Monday, June 19, 2006

Korean War POW

This story of a son of Orlando1 was published on Friday, Nov. 11, 1988 in an unidentified newpaper. Crystal Kearns2 shares it with us.

In November, 1950 Bill Skinner had been fighting in Korea only two months but he had been told the war would soon be over. Suddenly everything changed. The Chineese entered the war in November. "We fought all night in the freezing temperatures, and the next morning, Nov. 30, 1950, I was taken prisoner"

While a prisoner, all but three toes turned black and rotted off due to frostbite and he remembered with resentment the many friends who were tortured, frozen to death or died from starvation and disease. The article quotes Bill Skinner:
"When the boys would die, it was so cold they would take the bodies out and pile them up, placing brush or rocks upon them. They would let the pigs run wild and they would eat the bodies."

The following year Bill Skinner was moved from the Korean POW camp to a Chineese POW camp. His weight was down from 185 to less than 100 pounds at that time, but in the Chineese camp it was even worse. The article says that they were "given some rice, but not enought to stay healthy. It continues:
"Skinner said that there were many missionaries who were taken prisoners during World War II. [sic] 'One time, I was very ill and they fed us only watered-down rice and a missionary traded her dried rice for mine so that I could start eating again.' "

Bill Skinner spent two years in the Chineese camp. He wasn't released until the war was over.

1. Bill Skinner is the grandson of William and Clara Skinner. (See July 11, '06 entry William Otto & Clara Onetta Skinner.)

2. Crystal is an Orlando descendent through Gideon & Sarah (Bennett) Skinner. (See the Feb 26, '06 entry Clover Fork Family ca. 1905.), their son Hayward and his wife Reva (Pritt) and their son, Alan.


  1. Did Mr. Skinner make a mistake when he said "WWII" (regarding missionaries)? Several were taken prisoner by the Chinese during WWII, but they would not likely have been there to help Mr. Skinner. Was he referring to the Korean War?

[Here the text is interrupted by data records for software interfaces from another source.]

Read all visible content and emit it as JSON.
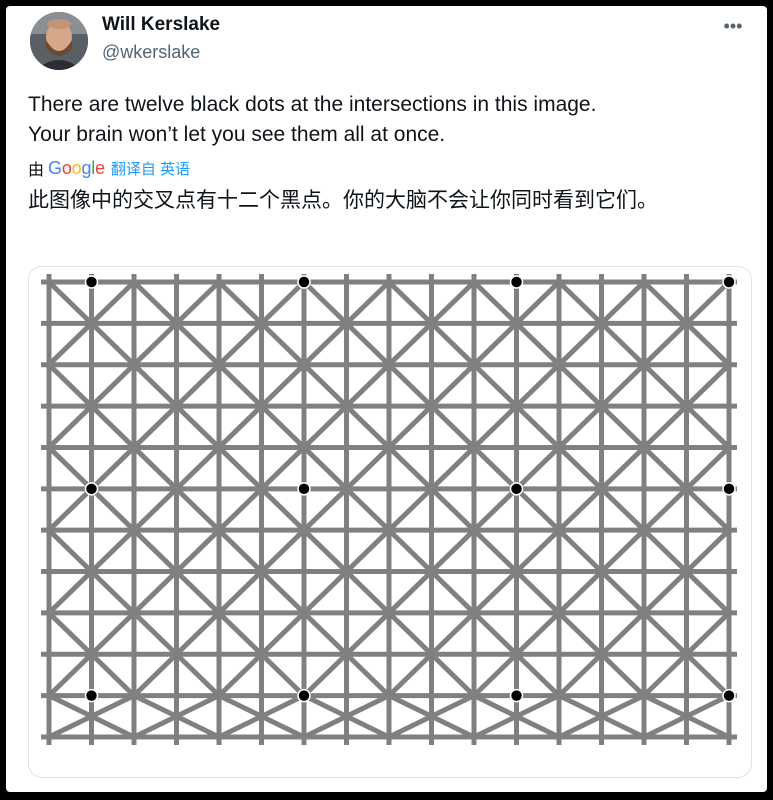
{
  "tweet": {
    "author": {
      "display_name": "Will Kerslake",
      "handle": "@wkerslake",
      "avatar_icon": "user-avatar-photo"
    },
    "more_icon": "more-options-icon",
    "text_lines": [
      "There are twelve black dots at the intersections in this image.",
      "Your brain won’t let you see them all at once."
    ],
    "translation": {
      "by_label": "由",
      "provider": "Google",
      "link_label": "翻译自 英语",
      "text": "此图像中的交叉点有十二个黑点。你的大脑不会让你同时看到它们。"
    },
    "media": {
      "line_color": "#808080",
      "dot_color": "#000000",
      "dot_count": 12
    }
  }
}
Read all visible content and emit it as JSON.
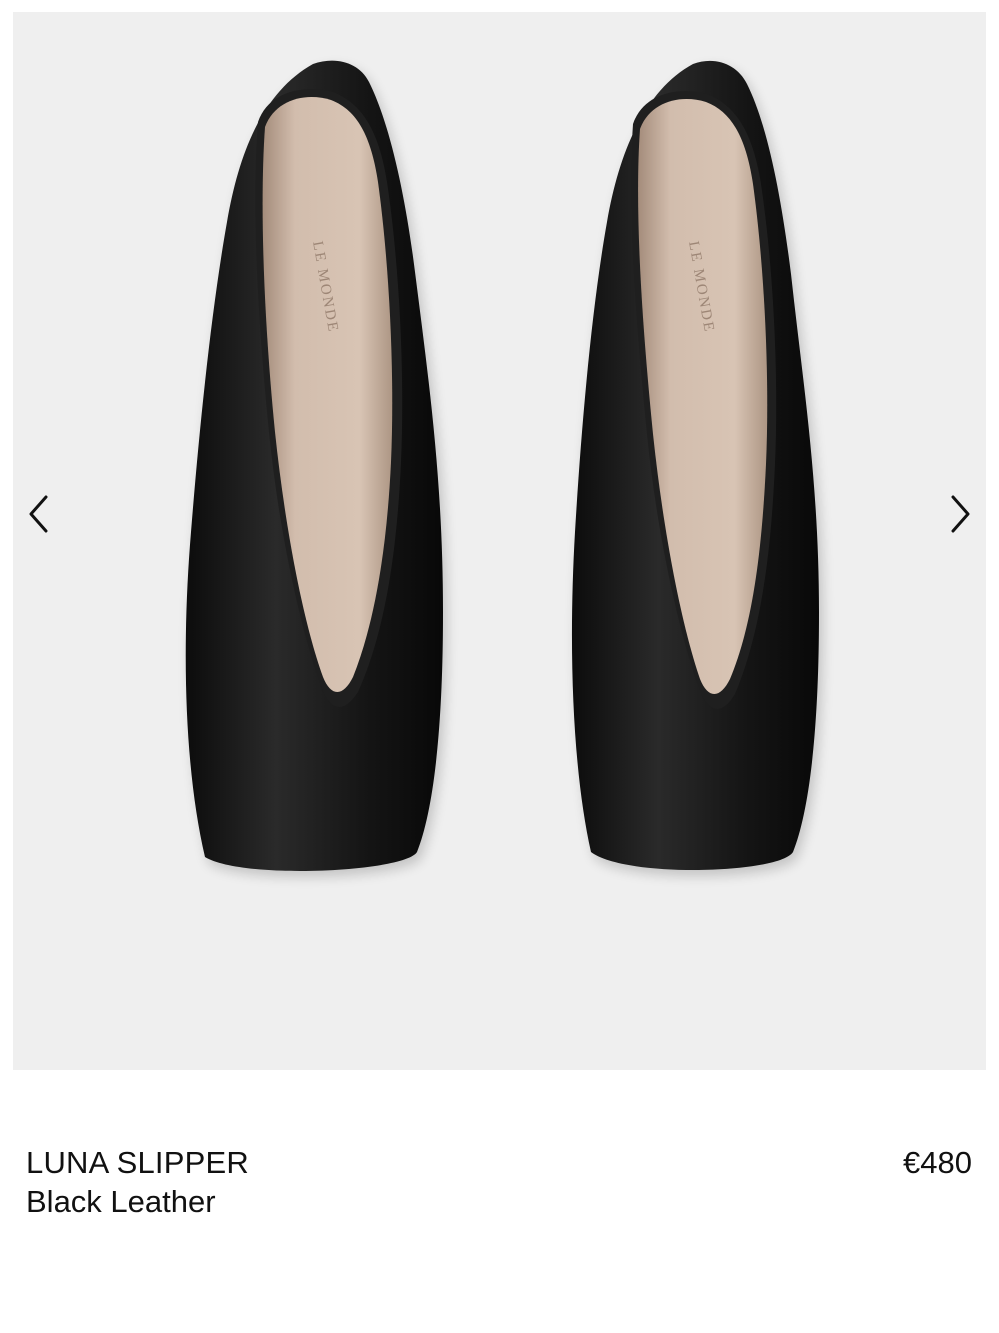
{
  "product": {
    "name": "LUNA SLIPPER",
    "variant": "Black Leather",
    "price": "€480",
    "image": {
      "description": "Pair of black leather slippers viewed from above",
      "insole_brand": "LE MONDE"
    }
  },
  "gallery": {
    "prev_icon": "chevron-left-icon",
    "next_icon": "chevron-right-icon"
  },
  "colors": {
    "image_background": "#efefef",
    "leather": "#141414",
    "insole": "#cdb7a6",
    "text": "#111111"
  }
}
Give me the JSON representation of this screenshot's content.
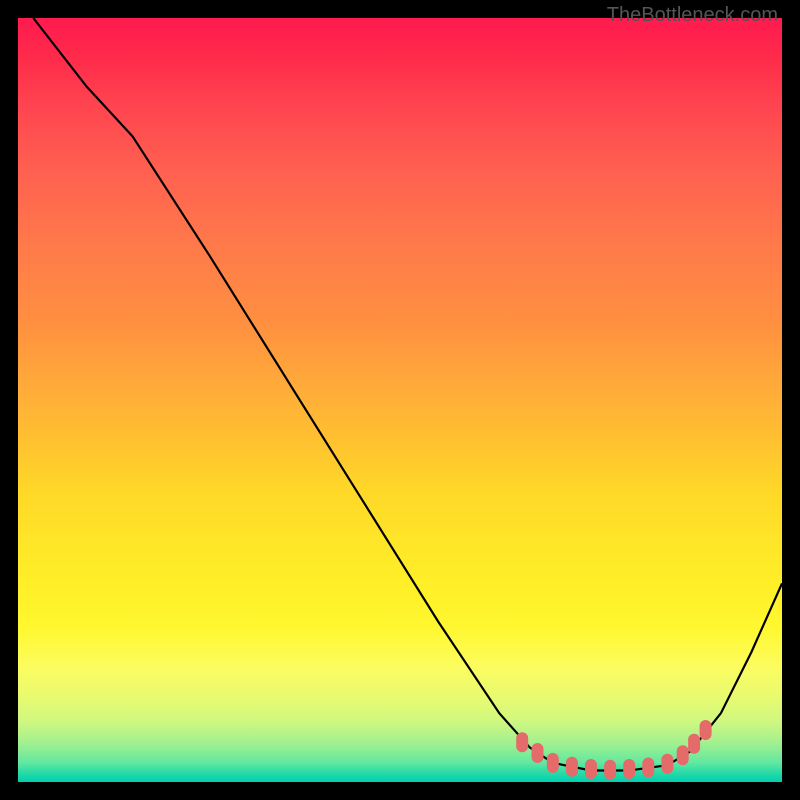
{
  "watermark": "TheBottleneck.com",
  "chart_data": {
    "type": "line",
    "title": "",
    "xlabel": "",
    "ylabel": "",
    "xlim": [
      0,
      100
    ],
    "ylim": [
      0,
      100
    ],
    "series": [
      {
        "name": "curve",
        "type": "line",
        "color": "#000000",
        "points": [
          {
            "x": 2,
            "y": 100
          },
          {
            "x": 9,
            "y": 91
          },
          {
            "x": 15,
            "y": 84.5
          },
          {
            "x": 25,
            "y": 69
          },
          {
            "x": 35,
            "y": 53
          },
          {
            "x": 45,
            "y": 37
          },
          {
            "x": 55,
            "y": 21
          },
          {
            "x": 63,
            "y": 9
          },
          {
            "x": 67,
            "y": 4.5
          },
          {
            "x": 70,
            "y": 2.5
          },
          {
            "x": 75,
            "y": 1.5
          },
          {
            "x": 80,
            "y": 1.5
          },
          {
            "x": 85,
            "y": 2.2
          },
          {
            "x": 88,
            "y": 4
          },
          {
            "x": 92,
            "y": 9
          },
          {
            "x": 96,
            "y": 17
          },
          {
            "x": 100,
            "y": 26
          }
        ]
      },
      {
        "name": "marker-band",
        "type": "scatter",
        "color": "#e56a6a",
        "shape": "rounded-rect",
        "points": [
          {
            "x": 66,
            "y": 5.2
          },
          {
            "x": 68,
            "y": 3.8
          },
          {
            "x": 70,
            "y": 2.5
          },
          {
            "x": 72.5,
            "y": 2.0
          },
          {
            "x": 75,
            "y": 1.7
          },
          {
            "x": 77.5,
            "y": 1.6
          },
          {
            "x": 80,
            "y": 1.7
          },
          {
            "x": 82.5,
            "y": 1.9
          },
          {
            "x": 85,
            "y": 2.4
          },
          {
            "x": 87,
            "y": 3.5
          },
          {
            "x": 88.5,
            "y": 5.0
          },
          {
            "x": 90,
            "y": 6.8
          }
        ]
      }
    ]
  }
}
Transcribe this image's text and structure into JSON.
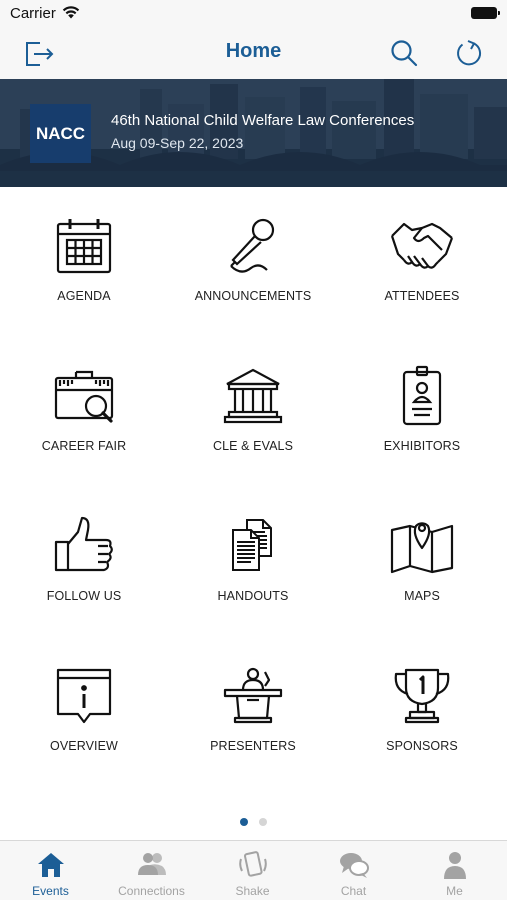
{
  "status_bar": {
    "carrier": "Carrier"
  },
  "nav": {
    "title": "Home",
    "left_icon": "exit-icon",
    "right_icons": [
      "search-icon",
      "refresh-icon"
    ],
    "accent_color": "#1c5e96"
  },
  "banner": {
    "logo_text": "NACC",
    "title": "46th National Child Welfare Law Conferences",
    "dates": "Aug 09-Sep 22, 2023"
  },
  "grid": {
    "items": [
      {
        "label": "AGENDA",
        "icon": "calendar-icon"
      },
      {
        "label": "ANNOUNCEMENTS",
        "icon": "microphone-icon"
      },
      {
        "label": "ATTENDEES",
        "icon": "handshake-icon"
      },
      {
        "label": "CAREER FAIR",
        "icon": "briefcase-search-icon"
      },
      {
        "label": "CLE & EVALS",
        "icon": "courthouse-icon"
      },
      {
        "label": "EXHIBITORS",
        "icon": "id-badge-icon"
      },
      {
        "label": "FOLLOW US",
        "icon": "thumbs-up-icon"
      },
      {
        "label": "HANDOUTS",
        "icon": "documents-icon"
      },
      {
        "label": "MAPS",
        "icon": "map-pin-icon"
      },
      {
        "label": "OVERVIEW",
        "icon": "info-icon"
      },
      {
        "label": "PRESENTERS",
        "icon": "podium-icon"
      },
      {
        "label": "SPONSORS",
        "icon": "trophy-icon"
      }
    ]
  },
  "pager": {
    "pages": 2,
    "current": 1
  },
  "tab_bar": {
    "tabs": [
      {
        "label": "Events",
        "icon": "home-icon",
        "active": true
      },
      {
        "label": "Connections",
        "icon": "people-icon",
        "active": false
      },
      {
        "label": "Shake",
        "icon": "phone-shake-icon",
        "active": false
      },
      {
        "label": "Chat",
        "icon": "chat-bubbles-icon",
        "active": false
      },
      {
        "label": "Me",
        "icon": "person-icon",
        "active": false
      }
    ],
    "active_color": "#1c5e96",
    "inactive_color": "#a3a3a3"
  }
}
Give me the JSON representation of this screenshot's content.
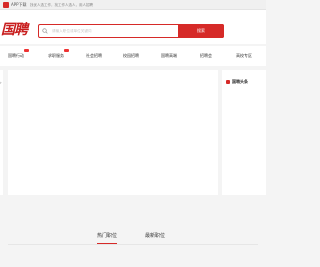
{
  "topbar": {
    "app_label": "APP下载",
    "slogan": "找优人选工作，找工作人选人，用人招聘"
  },
  "header": {
    "logo_text": "国聘",
    "search_placeholder": "请输入职位或单位关键词",
    "search_button": "搜索"
  },
  "nav": {
    "items": [
      {
        "label": "国聘行动",
        "badge": true
      },
      {
        "label": "求职服务",
        "badge": true
      },
      {
        "label": "社会招聘",
        "badge": false
      },
      {
        "label": "校园招聘",
        "badge": false
      },
      {
        "label": "国聘高端",
        "badge": false
      },
      {
        "label": "招聘会",
        "badge": false
      },
      {
        "label": "高校专区",
        "badge": false
      }
    ]
  },
  "news": {
    "title": "国聘头条"
  },
  "tabs": {
    "items": [
      "热门职位",
      "最新职位"
    ],
    "active_index": 0
  },
  "colors": {
    "accent": "#d62a28"
  }
}
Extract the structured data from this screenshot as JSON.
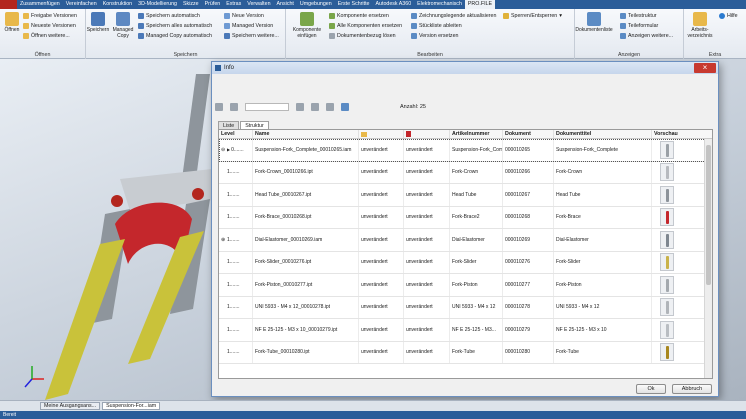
{
  "ribbon_tabs": [
    "Zusammenfügen",
    "Vereinfachen",
    "Konstruktion",
    "3D-Modellierung",
    "Skizze",
    "Prüfen",
    "Extras",
    "Verwalten",
    "Ansicht",
    "Umgebungen",
    "Erste Schritte",
    "Autodesk A360",
    "Elektromechanisch",
    "PRO.FILE"
  ],
  "active_tab_index": 13,
  "groups": {
    "oeffnen": {
      "label": "Öffnen",
      "big": "Öffnen",
      "small": [
        "Freigabe Versionen",
        "Neueste Versionen",
        "Öffnen weitere..."
      ]
    },
    "speichern": {
      "label": "Speichern",
      "big1": "Speichern",
      "big2": "Managed Copy",
      "col1": [
        "Speichern automatisch",
        "Speichern alles automatisch",
        "Managed Copy automatisch"
      ],
      "col2": [
        "Neue Version",
        "Managed Version",
        "Speichern weitere..."
      ]
    },
    "bearbeiten": {
      "label": "Bearbeiten",
      "big": "Komponente einfügen",
      "col1": [
        "Komponente ersetzen",
        "Alle Komponenten ersetzen",
        "Dokumentenbezug lösen"
      ],
      "col2": [
        "Zeichnungslegende aktualisieren",
        "Stückliste ableiten",
        "Version ersetzen"
      ],
      "lock": "Sperren/Entsperren"
    },
    "anzeigen": {
      "label": "Anzeigen",
      "big": "Dokumentenliste",
      "small": [
        "Teilestruktur",
        "Teileformular",
        "Anzeigen weitere..."
      ]
    },
    "extra": {
      "label": "Extra",
      "big": "Arbeits-verzeichnis",
      "help": "Hilfe"
    }
  },
  "dialog": {
    "title": "Info",
    "count_label": "Anzahl: 25",
    "tabs": [
      "Liste",
      "Struktur"
    ],
    "active_tab": 1,
    "columns": [
      "Level",
      "Name",
      "",
      "",
      "Artikelnummer",
      "Dokument",
      "Dokumenttitel",
      "Vorschau"
    ],
    "rows": [
      {
        "level": "0.......",
        "name": "Suspension-Fork_Complete_00010265.iam",
        "s1": "unverändert",
        "s2": "unverändert",
        "article": "Suspension-Fork_Complete",
        "doc": "000010265",
        "title": "Suspension-Fork_Complete",
        "thumb": "#9aa0a6",
        "expand": "collapse"
      },
      {
        "level": "1.......",
        "name": "Fork-Crown_00010266.ipt",
        "s1": "unverändert",
        "s2": "unverändert",
        "article": "Fork-Crown",
        "doc": "000010266",
        "title": "Fork-Crown",
        "thumb": "#b7babf",
        "expand": ""
      },
      {
        "level": "1.......",
        "name": "Head Tube_00010267.ipt",
        "s1": "unverändert",
        "s2": "unverändert",
        "article": "Head Tube",
        "doc": "000010267",
        "title": "Head Tube",
        "thumb": "#8d939a",
        "expand": ""
      },
      {
        "level": "1.......",
        "name": "Fork-Brace_00010268.ipt",
        "s1": "unverändert",
        "s2": "unverändert",
        "article": "Fork-Brace2",
        "doc": "000010268",
        "title": "Fork-Brace",
        "thumb": "#c4272c",
        "expand": ""
      },
      {
        "level": "1.......",
        "name": "Dial-Elastomer_00010269.iam",
        "s1": "unverändert",
        "s2": "unverändert",
        "article": "Dial-Elastomer",
        "doc": "000010269",
        "title": "Dial-Elastomer",
        "thumb": "#7f8790",
        "expand": "expand"
      },
      {
        "level": "1.......",
        "name": "Fork-Slider_00010276.ipt",
        "s1": "unverändert",
        "s2": "unverändert",
        "article": "Fork-Slider",
        "doc": "000010276",
        "title": "Fork-Slider",
        "thumb": "#c9b24a",
        "expand": ""
      },
      {
        "level": "1.......",
        "name": "Fork-Piston_00010277.ipt",
        "s1": "unverändert",
        "s2": "unverändert",
        "article": "Fork-Piston",
        "doc": "000010277",
        "title": "Fork-Piston",
        "thumb": "#a4a9ae",
        "expand": ""
      },
      {
        "level": "1.......",
        "name": "UNI 5933 - M4 x 12_00010278.ipt",
        "s1": "unverändert",
        "s2": "unverändert",
        "article": "UNI 5933 - M4 x 12",
        "doc": "000010278",
        "title": "UNI 5933 - M4 x 12",
        "thumb": "#b0b4b9",
        "expand": ""
      },
      {
        "level": "1.......",
        "name": "NF E 25-125 - M3 x 10_00010279.ipt",
        "s1": "unverändert",
        "s2": "unverändert",
        "article": "NF E 25-125 - M3...",
        "doc": "000010279",
        "title": "NF E 25-125 - M3 x 10",
        "thumb": "#b9bdc2",
        "expand": ""
      },
      {
        "level": "1.......",
        "name": "Fork-Tube_00010280.ipt",
        "s1": "unverändert",
        "s2": "unverändert",
        "article": "Fork-Tube",
        "doc": "000010280",
        "title": "Fork-Tube",
        "thumb": "#a8871f",
        "expand": ""
      }
    ],
    "ok": "Ok",
    "cancel": "Abbruch"
  },
  "doc_tabs": [
    "Meine Ausgangsans...",
    "Suspension-For...iam"
  ],
  "active_doc_tab": 1,
  "status": "Bereit",
  "colors": {
    "ribbon_blue": "#2b5d99",
    "fork_yellow": "#c9c23a",
    "fork_red": "#c4272c",
    "fork_gray": "#8e959c"
  }
}
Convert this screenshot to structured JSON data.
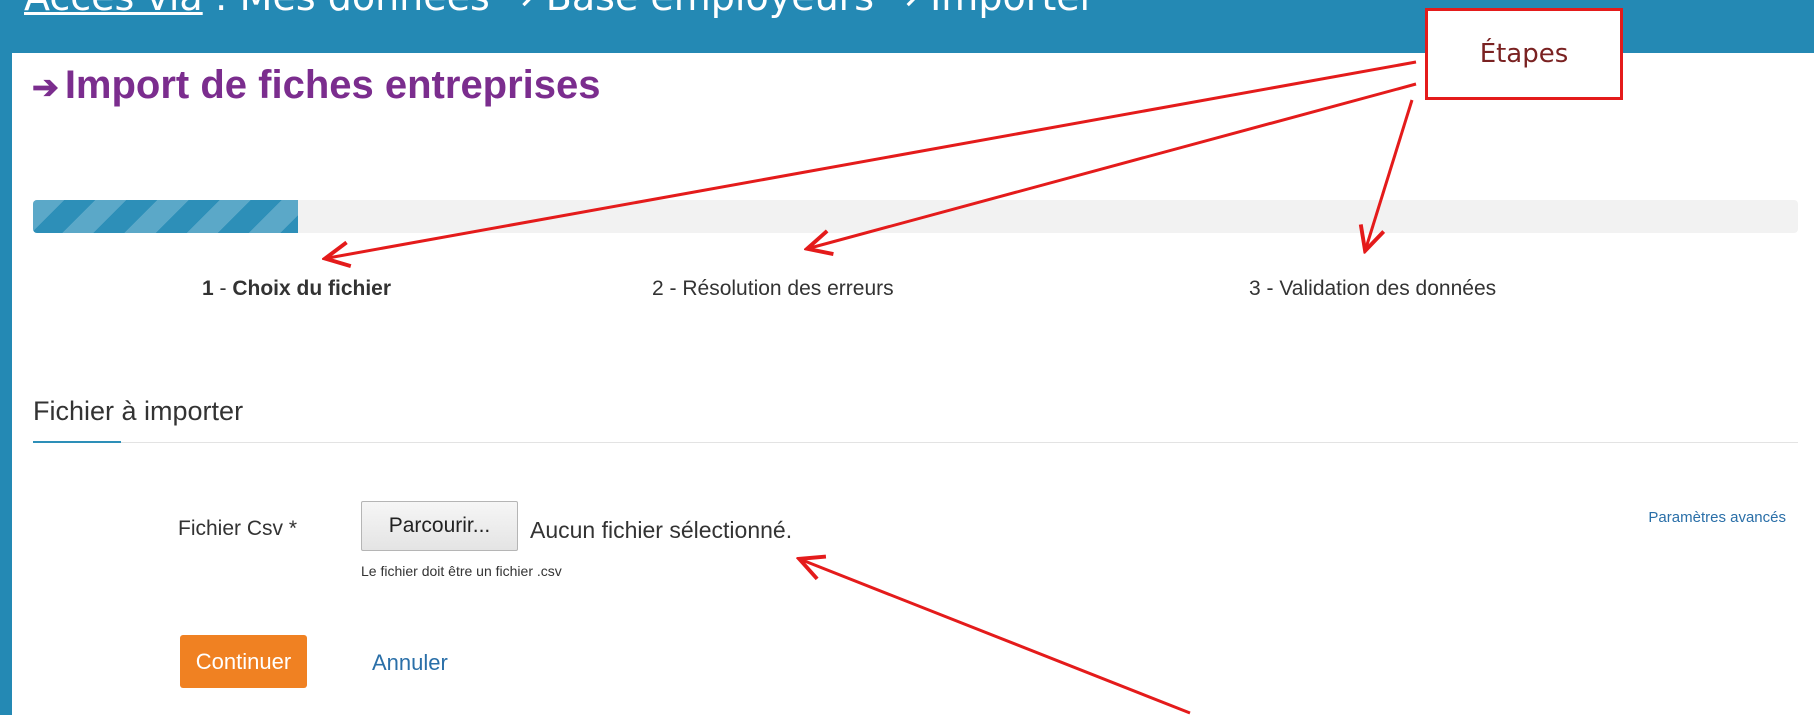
{
  "slide": {
    "breadcrumb_link": "Accès via",
    "breadcrumb_rest": " : Mes données → Base employeurs → Importer"
  },
  "page": {
    "title": "Import de fiches entreprises",
    "progress_percent": 15
  },
  "steps": [
    {
      "num": "1",
      "sep": " - ",
      "label": "Choix du fichier"
    },
    {
      "num": "2",
      "sep": " - ",
      "label": "Résolution des erreurs"
    },
    {
      "num": "3",
      "sep": " - ",
      "label": "Validation des données"
    }
  ],
  "section": {
    "title": "Fichier à importer"
  },
  "form": {
    "field_label": "Fichier Csv *",
    "browse_label": "Parcourir...",
    "no_file": "Aucun fichier sélectionné.",
    "help": "Le fichier doit être un fichier .csv",
    "advanced": "Paramètres avancés",
    "continue": "Continuer",
    "cancel": "Annuler"
  },
  "annotation": {
    "label": "Étapes"
  },
  "colors": {
    "header_bg": "#2489b4",
    "title": "#7b2d8e",
    "progress": "#2d8fb8",
    "button": "#f08122",
    "link": "#2a6fa8",
    "annotation": "#e41b1b"
  }
}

    Homer Heater

  2. I was surprised about the missionaries still imprisoned from WWII. I hope we can find an answer to your very good question.